_WHAT TO DO_. In the material below, find all lines with the string "data" and copy them.
_ _ _ _ _ _ _
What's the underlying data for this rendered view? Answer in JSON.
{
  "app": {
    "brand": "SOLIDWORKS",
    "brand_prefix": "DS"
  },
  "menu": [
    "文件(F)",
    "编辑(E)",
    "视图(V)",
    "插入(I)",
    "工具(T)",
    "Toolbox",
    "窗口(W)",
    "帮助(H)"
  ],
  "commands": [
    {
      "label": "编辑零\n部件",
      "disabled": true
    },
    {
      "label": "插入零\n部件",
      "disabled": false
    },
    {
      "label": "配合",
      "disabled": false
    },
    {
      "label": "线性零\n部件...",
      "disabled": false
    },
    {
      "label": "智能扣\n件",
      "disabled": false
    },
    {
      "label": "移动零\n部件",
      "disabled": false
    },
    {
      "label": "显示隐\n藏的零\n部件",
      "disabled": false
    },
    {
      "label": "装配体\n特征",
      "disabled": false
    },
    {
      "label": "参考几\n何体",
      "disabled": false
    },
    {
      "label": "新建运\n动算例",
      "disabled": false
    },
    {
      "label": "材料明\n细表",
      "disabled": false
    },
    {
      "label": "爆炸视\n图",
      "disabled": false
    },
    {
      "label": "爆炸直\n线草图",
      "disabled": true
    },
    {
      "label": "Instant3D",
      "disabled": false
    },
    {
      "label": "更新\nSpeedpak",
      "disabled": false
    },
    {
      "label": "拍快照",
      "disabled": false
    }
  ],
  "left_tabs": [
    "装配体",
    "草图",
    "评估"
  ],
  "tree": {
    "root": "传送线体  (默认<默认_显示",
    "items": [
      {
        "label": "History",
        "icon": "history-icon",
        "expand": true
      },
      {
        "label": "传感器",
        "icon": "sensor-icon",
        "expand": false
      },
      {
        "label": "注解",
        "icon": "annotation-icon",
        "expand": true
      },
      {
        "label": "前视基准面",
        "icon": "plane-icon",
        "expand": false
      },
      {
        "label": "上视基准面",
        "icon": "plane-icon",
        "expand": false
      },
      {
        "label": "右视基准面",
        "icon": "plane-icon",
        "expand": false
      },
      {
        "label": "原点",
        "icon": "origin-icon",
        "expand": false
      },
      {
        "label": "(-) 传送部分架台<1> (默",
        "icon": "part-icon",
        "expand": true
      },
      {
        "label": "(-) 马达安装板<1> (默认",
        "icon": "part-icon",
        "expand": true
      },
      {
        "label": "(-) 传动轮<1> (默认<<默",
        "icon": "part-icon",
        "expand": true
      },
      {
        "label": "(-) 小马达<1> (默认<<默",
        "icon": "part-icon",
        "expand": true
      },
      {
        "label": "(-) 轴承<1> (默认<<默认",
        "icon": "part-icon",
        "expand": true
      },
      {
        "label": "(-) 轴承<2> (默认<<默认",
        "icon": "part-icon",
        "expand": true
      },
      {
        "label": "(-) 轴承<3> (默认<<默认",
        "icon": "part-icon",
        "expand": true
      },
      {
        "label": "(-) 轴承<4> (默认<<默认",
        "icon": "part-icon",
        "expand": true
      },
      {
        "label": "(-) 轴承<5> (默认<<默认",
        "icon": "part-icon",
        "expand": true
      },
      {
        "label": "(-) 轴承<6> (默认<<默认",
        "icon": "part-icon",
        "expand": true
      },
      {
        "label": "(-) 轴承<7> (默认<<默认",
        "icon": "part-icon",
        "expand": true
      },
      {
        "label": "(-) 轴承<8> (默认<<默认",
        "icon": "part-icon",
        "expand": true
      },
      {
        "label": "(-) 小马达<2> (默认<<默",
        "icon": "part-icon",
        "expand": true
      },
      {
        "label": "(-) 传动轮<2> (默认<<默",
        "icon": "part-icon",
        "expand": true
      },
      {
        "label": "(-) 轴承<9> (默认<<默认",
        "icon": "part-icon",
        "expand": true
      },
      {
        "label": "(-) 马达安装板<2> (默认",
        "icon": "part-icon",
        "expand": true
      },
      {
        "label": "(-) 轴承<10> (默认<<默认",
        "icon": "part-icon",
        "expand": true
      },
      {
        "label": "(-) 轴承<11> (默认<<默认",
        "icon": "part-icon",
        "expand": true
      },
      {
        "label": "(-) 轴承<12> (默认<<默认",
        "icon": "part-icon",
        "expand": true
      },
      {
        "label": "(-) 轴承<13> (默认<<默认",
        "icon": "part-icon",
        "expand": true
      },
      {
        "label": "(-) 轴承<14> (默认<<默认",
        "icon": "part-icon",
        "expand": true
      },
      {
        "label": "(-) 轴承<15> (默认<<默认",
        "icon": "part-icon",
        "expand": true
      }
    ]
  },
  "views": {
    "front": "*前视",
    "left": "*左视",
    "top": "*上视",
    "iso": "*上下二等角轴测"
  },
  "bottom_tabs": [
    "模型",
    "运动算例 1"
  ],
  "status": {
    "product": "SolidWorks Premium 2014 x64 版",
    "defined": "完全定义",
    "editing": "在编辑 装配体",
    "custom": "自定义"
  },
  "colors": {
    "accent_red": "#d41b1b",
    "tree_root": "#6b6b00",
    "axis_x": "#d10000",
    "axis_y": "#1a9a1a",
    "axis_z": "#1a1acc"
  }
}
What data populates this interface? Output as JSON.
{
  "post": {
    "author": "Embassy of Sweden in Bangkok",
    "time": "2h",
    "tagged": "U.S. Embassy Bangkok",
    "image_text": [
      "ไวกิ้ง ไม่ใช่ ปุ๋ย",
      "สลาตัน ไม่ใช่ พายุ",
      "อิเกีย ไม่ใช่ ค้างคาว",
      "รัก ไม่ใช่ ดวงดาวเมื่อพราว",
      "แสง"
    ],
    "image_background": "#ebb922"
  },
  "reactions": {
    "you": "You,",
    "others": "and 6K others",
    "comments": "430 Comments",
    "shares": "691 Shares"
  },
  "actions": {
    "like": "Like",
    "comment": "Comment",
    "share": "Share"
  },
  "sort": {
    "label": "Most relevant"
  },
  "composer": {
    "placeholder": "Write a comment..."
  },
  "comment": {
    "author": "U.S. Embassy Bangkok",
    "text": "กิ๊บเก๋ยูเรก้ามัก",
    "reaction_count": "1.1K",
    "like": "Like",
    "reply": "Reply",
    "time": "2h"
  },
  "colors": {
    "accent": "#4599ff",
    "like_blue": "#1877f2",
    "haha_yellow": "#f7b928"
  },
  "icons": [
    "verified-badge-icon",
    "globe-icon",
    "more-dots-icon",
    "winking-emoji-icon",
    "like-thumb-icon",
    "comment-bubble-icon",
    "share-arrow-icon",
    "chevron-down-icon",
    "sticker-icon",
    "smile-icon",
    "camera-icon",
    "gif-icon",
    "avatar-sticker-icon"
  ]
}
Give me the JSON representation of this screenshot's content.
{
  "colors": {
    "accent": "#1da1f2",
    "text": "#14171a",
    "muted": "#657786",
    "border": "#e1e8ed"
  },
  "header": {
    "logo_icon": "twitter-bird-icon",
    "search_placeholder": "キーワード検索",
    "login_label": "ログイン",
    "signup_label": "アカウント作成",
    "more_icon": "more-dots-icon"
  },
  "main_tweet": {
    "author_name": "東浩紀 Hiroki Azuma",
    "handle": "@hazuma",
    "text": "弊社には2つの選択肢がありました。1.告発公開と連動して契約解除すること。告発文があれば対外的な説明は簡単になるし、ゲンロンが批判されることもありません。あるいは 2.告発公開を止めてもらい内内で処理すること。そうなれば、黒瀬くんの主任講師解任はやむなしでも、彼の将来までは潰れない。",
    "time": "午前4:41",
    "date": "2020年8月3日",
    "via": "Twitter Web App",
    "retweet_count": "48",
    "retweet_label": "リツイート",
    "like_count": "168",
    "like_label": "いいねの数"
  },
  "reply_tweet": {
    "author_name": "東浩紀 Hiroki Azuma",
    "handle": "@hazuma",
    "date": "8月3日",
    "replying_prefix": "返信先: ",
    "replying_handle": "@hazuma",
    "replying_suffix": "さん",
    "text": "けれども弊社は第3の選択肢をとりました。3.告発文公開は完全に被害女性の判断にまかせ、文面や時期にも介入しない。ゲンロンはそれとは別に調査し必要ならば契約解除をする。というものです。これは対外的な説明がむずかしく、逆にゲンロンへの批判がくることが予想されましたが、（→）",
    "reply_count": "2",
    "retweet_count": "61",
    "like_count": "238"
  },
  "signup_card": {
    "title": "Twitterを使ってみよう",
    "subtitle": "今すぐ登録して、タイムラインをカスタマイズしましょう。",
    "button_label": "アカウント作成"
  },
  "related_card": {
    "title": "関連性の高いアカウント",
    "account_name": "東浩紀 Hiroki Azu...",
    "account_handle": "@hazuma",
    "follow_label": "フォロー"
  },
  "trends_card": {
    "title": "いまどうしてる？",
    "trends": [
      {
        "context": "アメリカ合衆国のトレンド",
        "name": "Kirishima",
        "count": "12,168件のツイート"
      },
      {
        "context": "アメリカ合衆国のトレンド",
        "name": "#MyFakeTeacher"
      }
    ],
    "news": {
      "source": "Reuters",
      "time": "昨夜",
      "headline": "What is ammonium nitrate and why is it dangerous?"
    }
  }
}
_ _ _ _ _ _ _
_TASK OUTPUT_.
What's the underlying data for this rendered view? Answer in JSON.
What data populates this interface? Output as JSON.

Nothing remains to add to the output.